**Description of the task**
Scan the listing and copy each line where the word "this" is present.
Source information below:
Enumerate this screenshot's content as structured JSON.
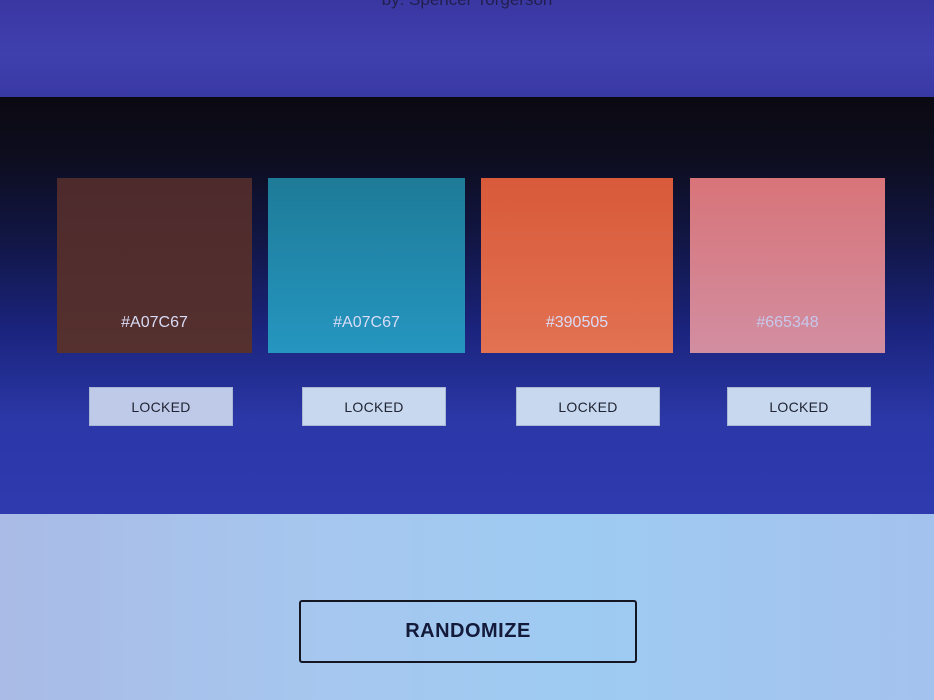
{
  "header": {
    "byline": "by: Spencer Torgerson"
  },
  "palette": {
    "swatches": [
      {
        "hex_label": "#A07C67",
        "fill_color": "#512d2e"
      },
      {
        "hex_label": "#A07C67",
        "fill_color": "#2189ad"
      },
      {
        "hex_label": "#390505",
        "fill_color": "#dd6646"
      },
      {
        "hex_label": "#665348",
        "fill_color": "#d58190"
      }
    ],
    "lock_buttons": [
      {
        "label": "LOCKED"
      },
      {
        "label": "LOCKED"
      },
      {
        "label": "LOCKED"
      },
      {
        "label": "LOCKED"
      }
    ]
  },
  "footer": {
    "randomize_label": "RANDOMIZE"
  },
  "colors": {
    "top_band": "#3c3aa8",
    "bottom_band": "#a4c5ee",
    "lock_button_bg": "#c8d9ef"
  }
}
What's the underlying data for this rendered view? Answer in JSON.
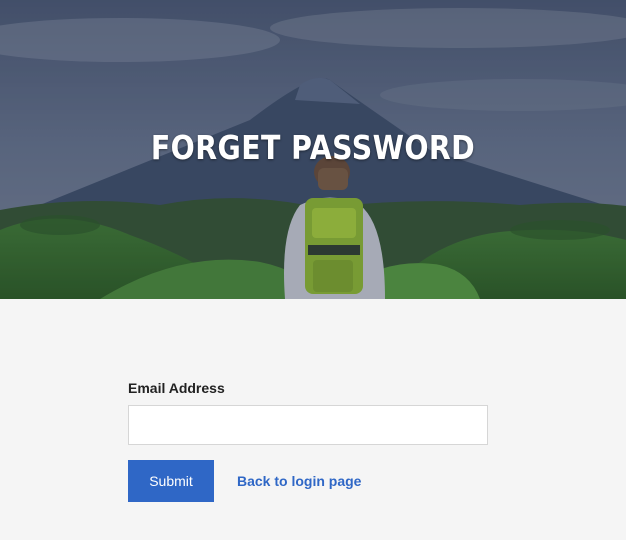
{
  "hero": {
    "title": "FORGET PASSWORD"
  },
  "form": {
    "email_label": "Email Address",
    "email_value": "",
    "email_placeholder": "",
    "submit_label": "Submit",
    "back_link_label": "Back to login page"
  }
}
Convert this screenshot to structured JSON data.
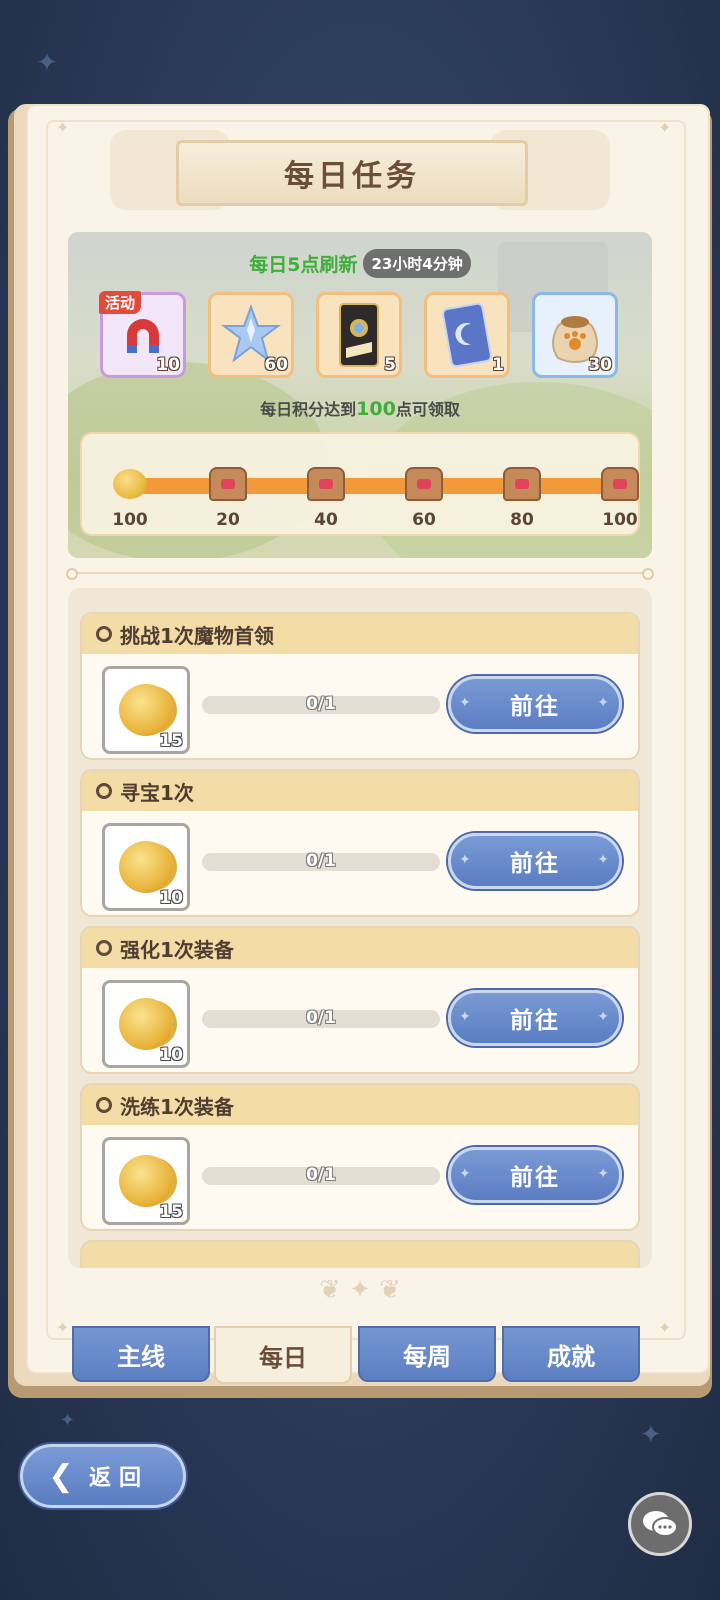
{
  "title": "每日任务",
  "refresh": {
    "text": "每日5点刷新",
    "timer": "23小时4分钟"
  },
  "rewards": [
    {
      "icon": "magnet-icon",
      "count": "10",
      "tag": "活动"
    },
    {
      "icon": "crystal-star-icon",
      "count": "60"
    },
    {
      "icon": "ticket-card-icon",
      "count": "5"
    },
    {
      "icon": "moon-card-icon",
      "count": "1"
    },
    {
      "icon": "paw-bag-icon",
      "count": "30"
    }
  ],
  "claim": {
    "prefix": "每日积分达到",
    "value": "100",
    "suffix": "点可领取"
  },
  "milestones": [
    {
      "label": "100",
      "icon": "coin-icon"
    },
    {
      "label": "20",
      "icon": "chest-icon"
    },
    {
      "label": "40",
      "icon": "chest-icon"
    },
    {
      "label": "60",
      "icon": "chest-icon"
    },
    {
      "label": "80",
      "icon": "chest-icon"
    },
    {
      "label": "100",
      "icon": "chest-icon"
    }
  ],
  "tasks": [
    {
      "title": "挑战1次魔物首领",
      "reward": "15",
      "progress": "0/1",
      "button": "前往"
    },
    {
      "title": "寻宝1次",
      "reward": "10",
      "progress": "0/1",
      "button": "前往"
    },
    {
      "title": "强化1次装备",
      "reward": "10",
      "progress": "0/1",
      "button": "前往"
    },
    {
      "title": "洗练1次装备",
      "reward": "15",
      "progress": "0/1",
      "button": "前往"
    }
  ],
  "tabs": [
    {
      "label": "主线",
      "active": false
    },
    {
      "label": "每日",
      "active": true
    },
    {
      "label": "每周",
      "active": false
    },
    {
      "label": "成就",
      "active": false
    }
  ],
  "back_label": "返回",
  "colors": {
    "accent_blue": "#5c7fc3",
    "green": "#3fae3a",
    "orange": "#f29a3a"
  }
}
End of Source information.
**Finished exercise**
Enumerate this screenshot's content as structured JSON.
What's the underlying data for this rendered view? Answer in JSON.
Convert this screenshot to structured JSON data.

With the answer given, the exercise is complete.